# Activity
Any picture in the listing is left out of the copy; all else is duplicated exactly.

# Available records
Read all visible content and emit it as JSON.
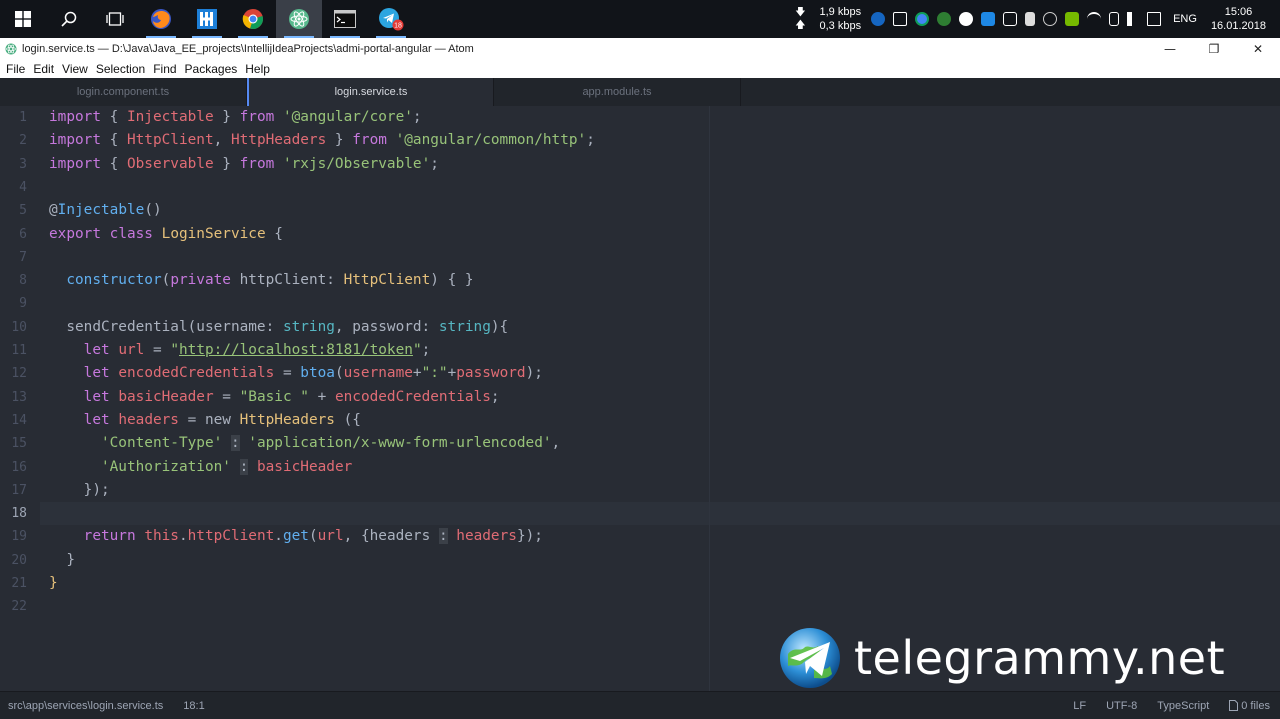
{
  "taskbar": {
    "netspeed": {
      "down": "1,9 kbps",
      "up": "0,3 kbps"
    },
    "language": "ENG",
    "time": "15:06",
    "date": "16.01.2018",
    "telegram_badge": "18"
  },
  "window": {
    "title": "login.service.ts — D:\\Java\\Java_EE_projects\\IntellijIdeaProjects\\admi-portal-angular — Atom",
    "controls": {
      "minimize": "—",
      "maximize": "❐",
      "close": "✕"
    }
  },
  "menu": [
    "File",
    "Edit",
    "View",
    "Selection",
    "Find",
    "Packages",
    "Help"
  ],
  "tabs": [
    {
      "label": "login.component.ts",
      "active": false
    },
    {
      "label": "login.service.ts",
      "active": true
    },
    {
      "label": "app.module.ts",
      "active": false
    }
  ],
  "editor": {
    "current_line": 18,
    "line_numbers": [
      "1",
      "2",
      "3",
      "4",
      "5",
      "6",
      "7",
      "8",
      "9",
      "10",
      "11",
      "12",
      "13",
      "14",
      "15",
      "16",
      "17",
      "18",
      "19",
      "20",
      "21",
      "22"
    ],
    "lines": [
      [
        [
          "kw",
          "import"
        ],
        [
          "pl",
          " { "
        ],
        [
          "var",
          "Injectable"
        ],
        [
          "pl",
          " } "
        ],
        [
          "kw",
          "from"
        ],
        [
          "pl",
          " "
        ],
        [
          "str",
          "'@angular/core'"
        ],
        [
          "pl",
          ";"
        ]
      ],
      [
        [
          "kw",
          "import"
        ],
        [
          "pl",
          " { "
        ],
        [
          "var",
          "HttpClient"
        ],
        [
          "pl",
          ", "
        ],
        [
          "var",
          "HttpHeaders"
        ],
        [
          "pl",
          " } "
        ],
        [
          "kw",
          "from"
        ],
        [
          "pl",
          " "
        ],
        [
          "str",
          "'@angular/common/http'"
        ],
        [
          "pl",
          ";"
        ]
      ],
      [
        [
          "kw",
          "import"
        ],
        [
          "pl",
          " { "
        ],
        [
          "var",
          "Observable"
        ],
        [
          "pl",
          " } "
        ],
        [
          "kw",
          "from"
        ],
        [
          "pl",
          " "
        ],
        [
          "str",
          "'rxjs/Observable'"
        ],
        [
          "pl",
          ";"
        ]
      ],
      [],
      [
        [
          "pl",
          "@"
        ],
        [
          "dec",
          "Injectable"
        ],
        [
          "pl",
          "()"
        ]
      ],
      [
        [
          "kw",
          "export"
        ],
        [
          "pl",
          " "
        ],
        [
          "kw",
          "class"
        ],
        [
          "pl",
          " "
        ],
        [
          "cls",
          "LoginService"
        ],
        [
          "pl",
          " {"
        ]
      ],
      [],
      [
        [
          "pl",
          "  "
        ],
        [
          "fn",
          "constructor"
        ],
        [
          "pl",
          "("
        ],
        [
          "kw",
          "private"
        ],
        [
          "pl",
          " httpClient: "
        ],
        [
          "cls",
          "HttpClient"
        ],
        [
          "pl",
          ") { }"
        ]
      ],
      [],
      [
        [
          "pl",
          "  sendCredential(username: "
        ],
        [
          "op",
          "string"
        ],
        [
          "pl",
          ", password: "
        ],
        [
          "op",
          "string"
        ],
        [
          "pl",
          "){"
        ]
      ],
      [
        [
          "pl",
          "    "
        ],
        [
          "kw",
          "let"
        ],
        [
          "pl",
          " "
        ],
        [
          "var",
          "url"
        ],
        [
          "pl",
          " = "
        ],
        [
          "str",
          "\""
        ],
        [
          "url",
          "http://localhost:8181/token"
        ],
        [
          "str",
          "\""
        ],
        [
          "pl",
          ";"
        ]
      ],
      [
        [
          "pl",
          "    "
        ],
        [
          "kw",
          "let"
        ],
        [
          "pl",
          " "
        ],
        [
          "var",
          "encodedCredentials"
        ],
        [
          "pl",
          " = "
        ],
        [
          "fn",
          "btoa"
        ],
        [
          "pl",
          "("
        ],
        [
          "var",
          "username"
        ],
        [
          "pl",
          "+"
        ],
        [
          "str",
          "\":\""
        ],
        [
          "pl",
          "+"
        ],
        [
          "var",
          "password"
        ],
        [
          "pl",
          ");"
        ]
      ],
      [
        [
          "pl",
          "    "
        ],
        [
          "kw",
          "let"
        ],
        [
          "pl",
          " "
        ],
        [
          "var",
          "basicHeader"
        ],
        [
          "pl",
          " = "
        ],
        [
          "str",
          "\"Basic \""
        ],
        [
          "pl",
          " + "
        ],
        [
          "var",
          "encodedCredentials"
        ],
        [
          "pl",
          ";"
        ]
      ],
      [
        [
          "pl",
          "    "
        ],
        [
          "kw",
          "let"
        ],
        [
          "pl",
          " "
        ],
        [
          "var",
          "headers"
        ],
        [
          "pl",
          " = new "
        ],
        [
          "cls",
          "HttpHeaders"
        ],
        [
          "pl",
          " ({"
        ]
      ],
      [
        [
          "pl",
          "      "
        ],
        [
          "str",
          "'Content-Type'"
        ],
        [
          "pl",
          " "
        ],
        [
          "colon",
          ":"
        ],
        [
          "pl",
          " "
        ],
        [
          "str",
          "'application/x-www-form-urlencoded'"
        ],
        [
          "pl",
          ","
        ]
      ],
      [
        [
          "pl",
          "      "
        ],
        [
          "str",
          "'Authorization'"
        ],
        [
          "pl",
          " "
        ],
        [
          "colon",
          ":"
        ],
        [
          "pl",
          " "
        ],
        [
          "var",
          "basicHeader"
        ]
      ],
      [
        [
          "pl",
          "    });"
        ]
      ],
      [],
      [
        [
          "pl",
          "    "
        ],
        [
          "kw",
          "return"
        ],
        [
          "pl",
          " "
        ],
        [
          "var",
          "this"
        ],
        [
          "pl",
          "."
        ],
        [
          "var",
          "httpClient"
        ],
        [
          "pl",
          "."
        ],
        [
          "fn",
          "get"
        ],
        [
          "pl",
          "("
        ],
        [
          "var",
          "url"
        ],
        [
          "pl",
          ", {headers "
        ],
        [
          "colon",
          ":"
        ],
        [
          "pl",
          " "
        ],
        [
          "var",
          "headers"
        ],
        [
          "pl",
          "});"
        ]
      ],
      [
        [
          "pl",
          "  }"
        ]
      ],
      [
        [
          "cls",
          "}"
        ]
      ],
      []
    ]
  },
  "watermark": {
    "text": "telegrammy.net",
    "icon": "telegram-globe-icon"
  },
  "statusbar": {
    "file_path": "src\\app\\services\\login.service.ts",
    "cursor": "18:1",
    "line_ending": "LF",
    "encoding": "UTF-8",
    "grammar": "TypeScript",
    "git": "0 files"
  },
  "colors": {
    "editor_bg": "#282c34",
    "keyword": "#c678dd",
    "string": "#98c379",
    "variable": "#e06c75",
    "class": "#e5c07b",
    "function": "#61afef",
    "accent": "#568af2"
  }
}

# Answer box
Read all visible content and emit it as JSON.
{
  "taskbar": {
    "netspeed": {
      "down": "1,9 kbps",
      "up": "0,3 kbps"
    },
    "language": "ENG",
    "time": "15:06",
    "date": "16.01.2018",
    "telegram_badge": "18"
  },
  "window": {
    "title": "login.service.ts — D:\\Java\\Java_EE_projects\\IntellijIdeaProjects\\admi-portal-angular — Atom",
    "controls": {
      "minimize": "—",
      "maximize": "❐",
      "close": "✕"
    }
  },
  "menu": [
    "File",
    "Edit",
    "View",
    "Selection",
    "Find",
    "Packages",
    "Help"
  ],
  "tabs": [
    {
      "label": "login.component.ts",
      "active": false
    },
    {
      "label": "login.service.ts",
      "active": true
    },
    {
      "label": "app.module.ts",
      "active": false
    }
  ],
  "editor": {
    "current_line": 18,
    "line_numbers": [
      "1",
      "2",
      "3",
      "4",
      "5",
      "6",
      "7",
      "8",
      "9",
      "10",
      "11",
      "12",
      "13",
      "14",
      "15",
      "16",
      "17",
      "18",
      "19",
      "20",
      "21",
      "22"
    ],
    "lines": [
      [
        [
          "kw",
          "import"
        ],
        [
          "pl",
          " { "
        ],
        [
          "var",
          "Injectable"
        ],
        [
          "pl",
          " } "
        ],
        [
          "kw",
          "from"
        ],
        [
          "pl",
          " "
        ],
        [
          "str",
          "'@angular/core'"
        ],
        [
          "pl",
          ";"
        ]
      ],
      [
        [
          "kw",
          "import"
        ],
        [
          "pl",
          " { "
        ],
        [
          "var",
          "HttpClient"
        ],
        [
          "pl",
          ", "
        ],
        [
          "var",
          "HttpHeaders"
        ],
        [
          "pl",
          " } "
        ],
        [
          "kw",
          "from"
        ],
        [
          "pl",
          " "
        ],
        [
          "str",
          "'@angular/common/http'"
        ],
        [
          "pl",
          ";"
        ]
      ],
      [
        [
          "kw",
          "import"
        ],
        [
          "pl",
          " { "
        ],
        [
          "var",
          "Observable"
        ],
        [
          "pl",
          " } "
        ],
        [
          "kw",
          "from"
        ],
        [
          "pl",
          " "
        ],
        [
          "str",
          "'rxjs/Observable'"
        ],
        [
          "pl",
          ";"
        ]
      ],
      [],
      [
        [
          "pl",
          "@"
        ],
        [
          "dec",
          "Injectable"
        ],
        [
          "pl",
          "()"
        ]
      ],
      [
        [
          "kw",
          "export"
        ],
        [
          "pl",
          " "
        ],
        [
          "kw",
          "class"
        ],
        [
          "pl",
          " "
        ],
        [
          "cls",
          "LoginService"
        ],
        [
          "pl",
          " {"
        ]
      ],
      [],
      [
        [
          "pl",
          "  "
        ],
        [
          "fn",
          "constructor"
        ],
        [
          "pl",
          "("
        ],
        [
          "kw",
          "private"
        ],
        [
          "pl",
          " httpClient: "
        ],
        [
          "cls",
          "HttpClient"
        ],
        [
          "pl",
          ") { }"
        ]
      ],
      [],
      [
        [
          "pl",
          "  sendCredential(username: "
        ],
        [
          "op",
          "string"
        ],
        [
          "pl",
          ", password: "
        ],
        [
          "op",
          "string"
        ],
        [
          "pl",
          "){"
        ]
      ],
      [
        [
          "pl",
          "    "
        ],
        [
          "kw",
          "let"
        ],
        [
          "pl",
          " "
        ],
        [
          "var",
          "url"
        ],
        [
          "pl",
          " = "
        ],
        [
          "str",
          "\""
        ],
        [
          "url",
          "http://localhost:8181/token"
        ],
        [
          "str",
          "\""
        ],
        [
          "pl",
          ";"
        ]
      ],
      [
        [
          "pl",
          "    "
        ],
        [
          "kw",
          "let"
        ],
        [
          "pl",
          " "
        ],
        [
          "var",
          "encodedCredentials"
        ],
        [
          "pl",
          " = "
        ],
        [
          "fn",
          "btoa"
        ],
        [
          "pl",
          "("
        ],
        [
          "var",
          "username"
        ],
        [
          "pl",
          "+"
        ],
        [
          "str",
          "\":\""
        ],
        [
          "pl",
          "+"
        ],
        [
          "var",
          "password"
        ],
        [
          "pl",
          ");"
        ]
      ],
      [
        [
          "pl",
          "    "
        ],
        [
          "kw",
          "let"
        ],
        [
          "pl",
          " "
        ],
        [
          "var",
          "basicHeader"
        ],
        [
          "pl",
          " = "
        ],
        [
          "str",
          "\"Basic \""
        ],
        [
          "pl",
          " + "
        ],
        [
          "var",
          "encodedCredentials"
        ],
        [
          "pl",
          ";"
        ]
      ],
      [
        [
          "pl",
          "    "
        ],
        [
          "kw",
          "let"
        ],
        [
          "pl",
          " "
        ],
        [
          "var",
          "headers"
        ],
        [
          "pl",
          " = new "
        ],
        [
          "cls",
          "HttpHeaders"
        ],
        [
          "pl",
          " ({"
        ]
      ],
      [
        [
          "pl",
          "      "
        ],
        [
          "str",
          "'Content-Type'"
        ],
        [
          "pl",
          " "
        ],
        [
          "colon",
          ":"
        ],
        [
          "pl",
          " "
        ],
        [
          "str",
          "'application/x-www-form-urlencoded'"
        ],
        [
          "pl",
          ","
        ]
      ],
      [
        [
          "pl",
          "      "
        ],
        [
          "str",
          "'Authorization'"
        ],
        [
          "pl",
          " "
        ],
        [
          "colon",
          ":"
        ],
        [
          "pl",
          " "
        ],
        [
          "var",
          "basicHeader"
        ]
      ],
      [
        [
          "pl",
          "    });"
        ]
      ],
      [],
      [
        [
          "pl",
          "    "
        ],
        [
          "kw",
          "return"
        ],
        [
          "pl",
          " "
        ],
        [
          "var",
          "this"
        ],
        [
          "pl",
          "."
        ],
        [
          "var",
          "httpClient"
        ],
        [
          "pl",
          "."
        ],
        [
          "fn",
          "get"
        ],
        [
          "pl",
          "("
        ],
        [
          "var",
          "url"
        ],
        [
          "pl",
          ", {headers "
        ],
        [
          "colon",
          ":"
        ],
        [
          "pl",
          " "
        ],
        [
          "var",
          "headers"
        ],
        [
          "pl",
          "});"
        ]
      ],
      [
        [
          "pl",
          "  }"
        ]
      ],
      [
        [
          "cls",
          "}"
        ]
      ],
      []
    ]
  },
  "watermark": {
    "text": "telegrammy.net",
    "icon": "telegram-globe-icon"
  },
  "statusbar": {
    "file_path": "src\\app\\services\\login.service.ts",
    "cursor": "18:1",
    "line_ending": "LF",
    "encoding": "UTF-8",
    "grammar": "TypeScript",
    "git": "0 files"
  },
  "colors": {
    "editor_bg": "#282c34",
    "keyword": "#c678dd",
    "string": "#98c379",
    "variable": "#e06c75",
    "class": "#e5c07b",
    "function": "#61afef",
    "accent": "#568af2"
  }
}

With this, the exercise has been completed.